(Excerpts from an interface dataset)
[Start of Attachment]
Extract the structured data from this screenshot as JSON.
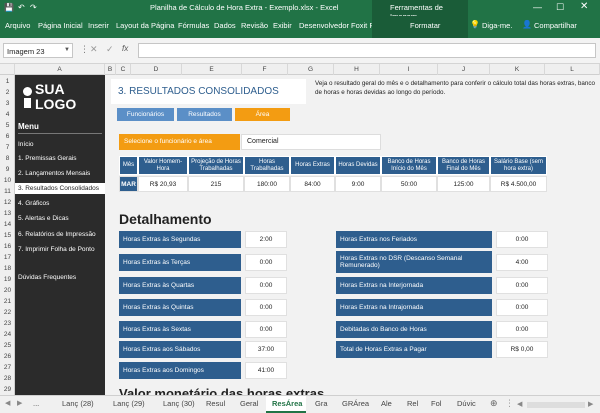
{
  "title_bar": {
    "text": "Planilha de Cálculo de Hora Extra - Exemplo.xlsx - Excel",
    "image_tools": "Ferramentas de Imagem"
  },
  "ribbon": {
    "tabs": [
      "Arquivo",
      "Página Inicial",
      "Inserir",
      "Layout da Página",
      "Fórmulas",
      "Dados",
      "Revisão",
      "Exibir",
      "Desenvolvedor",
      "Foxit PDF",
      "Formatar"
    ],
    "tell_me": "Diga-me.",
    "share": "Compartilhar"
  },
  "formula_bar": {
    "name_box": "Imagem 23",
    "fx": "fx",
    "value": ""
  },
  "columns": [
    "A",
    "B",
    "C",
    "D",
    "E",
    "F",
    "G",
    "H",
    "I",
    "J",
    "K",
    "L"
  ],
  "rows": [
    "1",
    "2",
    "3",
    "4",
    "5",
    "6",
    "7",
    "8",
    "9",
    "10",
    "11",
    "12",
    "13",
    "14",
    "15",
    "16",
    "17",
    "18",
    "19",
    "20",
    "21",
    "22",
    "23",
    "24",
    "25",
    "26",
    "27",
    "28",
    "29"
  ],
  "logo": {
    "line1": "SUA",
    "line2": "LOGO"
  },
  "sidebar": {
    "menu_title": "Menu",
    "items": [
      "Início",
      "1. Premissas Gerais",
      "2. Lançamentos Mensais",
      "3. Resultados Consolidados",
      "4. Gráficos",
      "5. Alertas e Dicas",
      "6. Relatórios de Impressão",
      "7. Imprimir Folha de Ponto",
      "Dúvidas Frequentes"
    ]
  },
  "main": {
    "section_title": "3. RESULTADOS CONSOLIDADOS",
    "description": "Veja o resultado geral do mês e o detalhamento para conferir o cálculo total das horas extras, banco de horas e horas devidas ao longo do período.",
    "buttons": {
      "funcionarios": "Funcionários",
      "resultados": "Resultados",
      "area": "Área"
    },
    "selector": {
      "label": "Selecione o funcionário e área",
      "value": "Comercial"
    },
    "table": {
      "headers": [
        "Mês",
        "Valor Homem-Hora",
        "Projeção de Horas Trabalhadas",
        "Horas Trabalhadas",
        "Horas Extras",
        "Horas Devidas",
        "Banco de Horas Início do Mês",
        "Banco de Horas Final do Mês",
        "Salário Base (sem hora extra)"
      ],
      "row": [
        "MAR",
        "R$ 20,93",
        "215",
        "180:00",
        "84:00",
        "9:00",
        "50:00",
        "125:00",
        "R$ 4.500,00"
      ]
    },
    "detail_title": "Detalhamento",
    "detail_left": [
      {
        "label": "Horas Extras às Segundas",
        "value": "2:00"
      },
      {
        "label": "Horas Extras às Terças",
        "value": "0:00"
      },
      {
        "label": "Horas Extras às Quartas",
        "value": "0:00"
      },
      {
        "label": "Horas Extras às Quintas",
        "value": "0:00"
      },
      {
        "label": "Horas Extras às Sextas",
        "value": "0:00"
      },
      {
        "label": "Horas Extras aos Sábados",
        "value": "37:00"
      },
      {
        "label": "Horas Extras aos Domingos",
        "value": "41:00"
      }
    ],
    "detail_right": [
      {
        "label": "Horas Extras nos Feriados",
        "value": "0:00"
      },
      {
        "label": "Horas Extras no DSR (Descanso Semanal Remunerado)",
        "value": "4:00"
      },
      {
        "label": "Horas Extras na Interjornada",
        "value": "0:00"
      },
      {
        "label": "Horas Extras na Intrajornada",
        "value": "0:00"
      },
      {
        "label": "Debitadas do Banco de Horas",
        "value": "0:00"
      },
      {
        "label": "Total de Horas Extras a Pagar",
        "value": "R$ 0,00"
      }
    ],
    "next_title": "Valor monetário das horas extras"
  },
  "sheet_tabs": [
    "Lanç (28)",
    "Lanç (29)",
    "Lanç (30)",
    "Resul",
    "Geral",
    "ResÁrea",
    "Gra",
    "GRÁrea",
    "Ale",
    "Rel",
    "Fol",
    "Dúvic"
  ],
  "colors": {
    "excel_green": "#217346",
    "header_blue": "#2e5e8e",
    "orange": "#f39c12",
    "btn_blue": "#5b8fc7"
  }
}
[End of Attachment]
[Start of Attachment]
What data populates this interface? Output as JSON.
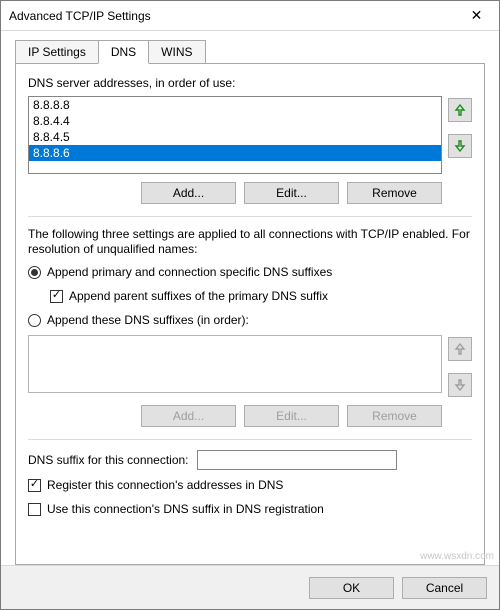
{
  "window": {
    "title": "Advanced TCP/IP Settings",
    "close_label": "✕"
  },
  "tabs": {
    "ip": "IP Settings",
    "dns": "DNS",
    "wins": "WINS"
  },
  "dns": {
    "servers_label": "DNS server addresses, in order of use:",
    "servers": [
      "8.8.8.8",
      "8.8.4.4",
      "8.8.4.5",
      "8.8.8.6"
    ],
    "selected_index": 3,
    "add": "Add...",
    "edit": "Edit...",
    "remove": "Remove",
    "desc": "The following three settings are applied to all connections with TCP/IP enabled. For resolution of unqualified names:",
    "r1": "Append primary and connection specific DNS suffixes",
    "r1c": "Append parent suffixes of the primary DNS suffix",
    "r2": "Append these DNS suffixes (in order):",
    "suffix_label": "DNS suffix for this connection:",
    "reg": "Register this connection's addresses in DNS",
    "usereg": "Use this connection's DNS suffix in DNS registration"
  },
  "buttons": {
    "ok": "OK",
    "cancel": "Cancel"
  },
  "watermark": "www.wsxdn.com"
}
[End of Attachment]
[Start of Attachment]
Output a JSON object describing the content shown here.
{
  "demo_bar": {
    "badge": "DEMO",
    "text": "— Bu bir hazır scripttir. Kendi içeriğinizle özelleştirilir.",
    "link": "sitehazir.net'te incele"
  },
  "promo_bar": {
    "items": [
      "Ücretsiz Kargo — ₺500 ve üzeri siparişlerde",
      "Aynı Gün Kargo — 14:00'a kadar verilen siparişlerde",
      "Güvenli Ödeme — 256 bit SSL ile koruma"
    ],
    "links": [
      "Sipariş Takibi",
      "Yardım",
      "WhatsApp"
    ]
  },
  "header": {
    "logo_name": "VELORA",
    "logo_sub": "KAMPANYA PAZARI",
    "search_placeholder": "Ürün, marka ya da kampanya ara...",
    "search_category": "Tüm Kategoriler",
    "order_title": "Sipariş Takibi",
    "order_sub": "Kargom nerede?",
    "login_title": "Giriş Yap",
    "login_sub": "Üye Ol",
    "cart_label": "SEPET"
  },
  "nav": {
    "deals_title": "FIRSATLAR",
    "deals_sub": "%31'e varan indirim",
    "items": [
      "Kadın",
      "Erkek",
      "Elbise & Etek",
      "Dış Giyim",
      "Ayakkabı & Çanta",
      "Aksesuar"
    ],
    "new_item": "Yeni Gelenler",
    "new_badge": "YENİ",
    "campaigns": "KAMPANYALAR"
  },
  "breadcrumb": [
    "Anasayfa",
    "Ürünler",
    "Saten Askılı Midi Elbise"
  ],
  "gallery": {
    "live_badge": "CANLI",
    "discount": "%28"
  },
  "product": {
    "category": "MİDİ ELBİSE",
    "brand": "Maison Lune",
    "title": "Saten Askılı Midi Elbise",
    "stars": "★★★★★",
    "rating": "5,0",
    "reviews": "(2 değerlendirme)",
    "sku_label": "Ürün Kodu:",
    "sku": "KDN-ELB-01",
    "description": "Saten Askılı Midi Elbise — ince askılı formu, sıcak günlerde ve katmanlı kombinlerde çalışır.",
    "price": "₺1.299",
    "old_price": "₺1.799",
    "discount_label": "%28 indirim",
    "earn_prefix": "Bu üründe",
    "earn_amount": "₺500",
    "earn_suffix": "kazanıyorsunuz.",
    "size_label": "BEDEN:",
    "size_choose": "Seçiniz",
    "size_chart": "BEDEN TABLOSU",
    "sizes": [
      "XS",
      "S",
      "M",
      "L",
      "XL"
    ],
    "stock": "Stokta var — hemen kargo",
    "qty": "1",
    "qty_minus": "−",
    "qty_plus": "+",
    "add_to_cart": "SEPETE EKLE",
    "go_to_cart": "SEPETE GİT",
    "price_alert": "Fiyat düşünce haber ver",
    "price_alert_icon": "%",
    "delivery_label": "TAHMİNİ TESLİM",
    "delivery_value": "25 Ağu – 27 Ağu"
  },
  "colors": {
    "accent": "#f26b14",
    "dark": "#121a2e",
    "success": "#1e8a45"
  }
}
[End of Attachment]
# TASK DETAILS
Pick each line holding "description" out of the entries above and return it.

# EXERCISE SOLUTION
    "description": "Veja o resultado geral do mês e o detalhamento para conferir o cálculo total das horas extras, banco de horas e horas devidas ao longo do período.",
    "description": "Saten Askılı Midi Elbise — ince askılı formu, sıcak günlerde ve katmanlı kombinlerde çalışır.",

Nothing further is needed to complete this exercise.